WHAT YOU HAVE TO DO :: Would you print the records as they stand, down to the last character?

++++ DATA SUPPLIED

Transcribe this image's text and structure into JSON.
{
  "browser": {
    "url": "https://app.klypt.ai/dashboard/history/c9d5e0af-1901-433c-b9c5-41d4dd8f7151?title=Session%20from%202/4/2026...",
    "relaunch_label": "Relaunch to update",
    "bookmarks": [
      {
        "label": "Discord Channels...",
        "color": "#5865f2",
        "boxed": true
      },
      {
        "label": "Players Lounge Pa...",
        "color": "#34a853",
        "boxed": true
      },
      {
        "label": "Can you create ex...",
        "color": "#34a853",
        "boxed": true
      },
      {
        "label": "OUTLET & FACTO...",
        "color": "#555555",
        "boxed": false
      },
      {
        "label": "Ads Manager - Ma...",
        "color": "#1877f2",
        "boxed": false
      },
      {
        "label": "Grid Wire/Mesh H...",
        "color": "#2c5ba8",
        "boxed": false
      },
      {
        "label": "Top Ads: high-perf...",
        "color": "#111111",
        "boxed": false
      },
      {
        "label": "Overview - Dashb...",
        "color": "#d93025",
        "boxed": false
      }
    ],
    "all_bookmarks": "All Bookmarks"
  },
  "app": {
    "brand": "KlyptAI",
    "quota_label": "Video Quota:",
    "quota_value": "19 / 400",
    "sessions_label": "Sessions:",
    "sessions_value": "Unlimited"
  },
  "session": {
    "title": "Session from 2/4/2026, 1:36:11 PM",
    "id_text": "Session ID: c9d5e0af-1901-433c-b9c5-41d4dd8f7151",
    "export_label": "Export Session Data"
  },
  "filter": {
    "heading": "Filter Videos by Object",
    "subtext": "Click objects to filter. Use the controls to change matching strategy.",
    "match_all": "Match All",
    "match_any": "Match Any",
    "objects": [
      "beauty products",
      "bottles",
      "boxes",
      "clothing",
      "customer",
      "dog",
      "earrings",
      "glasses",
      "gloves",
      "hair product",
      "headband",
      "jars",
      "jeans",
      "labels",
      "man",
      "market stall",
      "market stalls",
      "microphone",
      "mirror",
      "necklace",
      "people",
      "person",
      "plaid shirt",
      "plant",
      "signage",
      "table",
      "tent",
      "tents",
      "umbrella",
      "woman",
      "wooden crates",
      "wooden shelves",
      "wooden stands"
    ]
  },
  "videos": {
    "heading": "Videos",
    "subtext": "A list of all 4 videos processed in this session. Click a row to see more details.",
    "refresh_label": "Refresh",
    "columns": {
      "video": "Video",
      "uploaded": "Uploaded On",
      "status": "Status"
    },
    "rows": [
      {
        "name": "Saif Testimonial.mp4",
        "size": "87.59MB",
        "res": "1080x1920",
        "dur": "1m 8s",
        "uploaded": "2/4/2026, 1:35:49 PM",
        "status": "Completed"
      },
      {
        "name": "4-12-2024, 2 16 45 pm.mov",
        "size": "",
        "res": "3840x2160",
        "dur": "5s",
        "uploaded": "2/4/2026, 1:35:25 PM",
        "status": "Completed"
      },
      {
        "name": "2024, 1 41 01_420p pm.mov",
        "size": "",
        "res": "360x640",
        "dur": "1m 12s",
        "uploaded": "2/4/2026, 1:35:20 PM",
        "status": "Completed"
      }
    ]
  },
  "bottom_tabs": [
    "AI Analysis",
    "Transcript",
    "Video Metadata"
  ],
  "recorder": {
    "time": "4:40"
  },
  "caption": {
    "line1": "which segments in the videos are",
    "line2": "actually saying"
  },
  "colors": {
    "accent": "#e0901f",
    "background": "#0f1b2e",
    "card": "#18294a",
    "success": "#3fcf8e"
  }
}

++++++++

RESULT BELOW ::
Transcribe this image's text and structure into JSON.
{
  "browser": {
    "url": "https://app.klypt.ai/dashboard/history/c9d5e0af-1901-433c-b9c5-41d4dd8f7151?title=Session%20from%202/4/2026...",
    "relaunch_label": "Relaunch to update",
    "bookmarks": [
      {
        "label": "Discord Channels...",
        "color": "#5865f2",
        "boxed": true
      },
      {
        "label": "Players Lounge Pa...",
        "color": "#34a853",
        "boxed": true
      },
      {
        "label": "Can you create ex...",
        "color": "#34a853",
        "boxed": true
      },
      {
        "label": "OUTLET & FACTO...",
        "color": "#555555",
        "boxed": false
      },
      {
        "label": "Ads Manager - Ma...",
        "color": "#1877f2",
        "boxed": false
      },
      {
        "label": "Grid Wire/Mesh H...",
        "color": "#2c5ba8",
        "boxed": false
      },
      {
        "label": "Top Ads: high-perf...",
        "color": "#111111",
        "boxed": false
      },
      {
        "label": "Overview - Dashb...",
        "color": "#d93025",
        "boxed": false
      }
    ],
    "all_bookmarks": "All Bookmarks"
  },
  "app": {
    "brand": "KlyptAI",
    "quota_label": "Video Quota:",
    "quota_value": "19 / 400",
    "sessions_label": "Sessions:",
    "sessions_value": "Unlimited"
  },
  "session": {
    "title": "Session from 2/4/2026, 1:36:11 PM",
    "id_text": "Session ID: c9d5e0af-1901-433c-b9c5-41d4dd8f7151",
    "export_label": "Export Session Data"
  },
  "filter": {
    "heading": "Filter Videos by Object",
    "subtext": "Click objects to filter. Use the controls to change matching strategy.",
    "match_all": "Match All",
    "match_any": "Match Any",
    "objects": [
      "beauty products",
      "bottles",
      "boxes",
      "clothing",
      "customer",
      "dog",
      "earrings",
      "glasses",
      "gloves",
      "hair product",
      "headband",
      "jars",
      "jeans",
      "labels",
      "man",
      "market stall",
      "market stalls",
      "microphone",
      "mirror",
      "necklace",
      "people",
      "person",
      "plaid shirt",
      "plant",
      "signage",
      "table",
      "tent",
      "tents",
      "umbrella",
      "woman",
      "wooden crates",
      "wooden shelves",
      "wooden stands"
    ]
  },
  "videos": {
    "heading": "Videos",
    "subtext": "A list of all 4 videos processed in this session. Click a row to see more details.",
    "refresh_label": "Refresh",
    "columns": {
      "video": "Video",
      "uploaded": "Uploaded On",
      "status": "Status"
    },
    "rows": [
      {
        "name": "Saif Testimonial.mp4",
        "size": "87.59MB",
        "res": "1080x1920",
        "dur": "1m 8s",
        "uploaded": "2/4/2026, 1:35:49 PM",
        "status": "Completed"
      },
      {
        "name": "4-12-2024, 2 16 45 pm.mov",
        "size": "",
        "res": "3840x2160",
        "dur": "5s",
        "uploaded": "2/4/2026, 1:35:25 PM",
        "status": "Completed"
      },
      {
        "name": "2024, 1 41 01_420p pm.mov",
        "size": "",
        "res": "360x640",
        "dur": "1m 12s",
        "uploaded": "2/4/2026, 1:35:20 PM",
        "status": "Completed"
      }
    ]
  },
  "bottom_tabs": [
    "AI Analysis",
    "Transcript",
    "Video Metadata"
  ],
  "recorder": {
    "time": "4:40"
  },
  "caption": {
    "line1": "which segments in the videos are",
    "line2": "actually saying"
  },
  "colors": {
    "accent": "#e0901f",
    "background": "#0f1b2e",
    "card": "#18294a",
    "success": "#3fcf8e"
  }
}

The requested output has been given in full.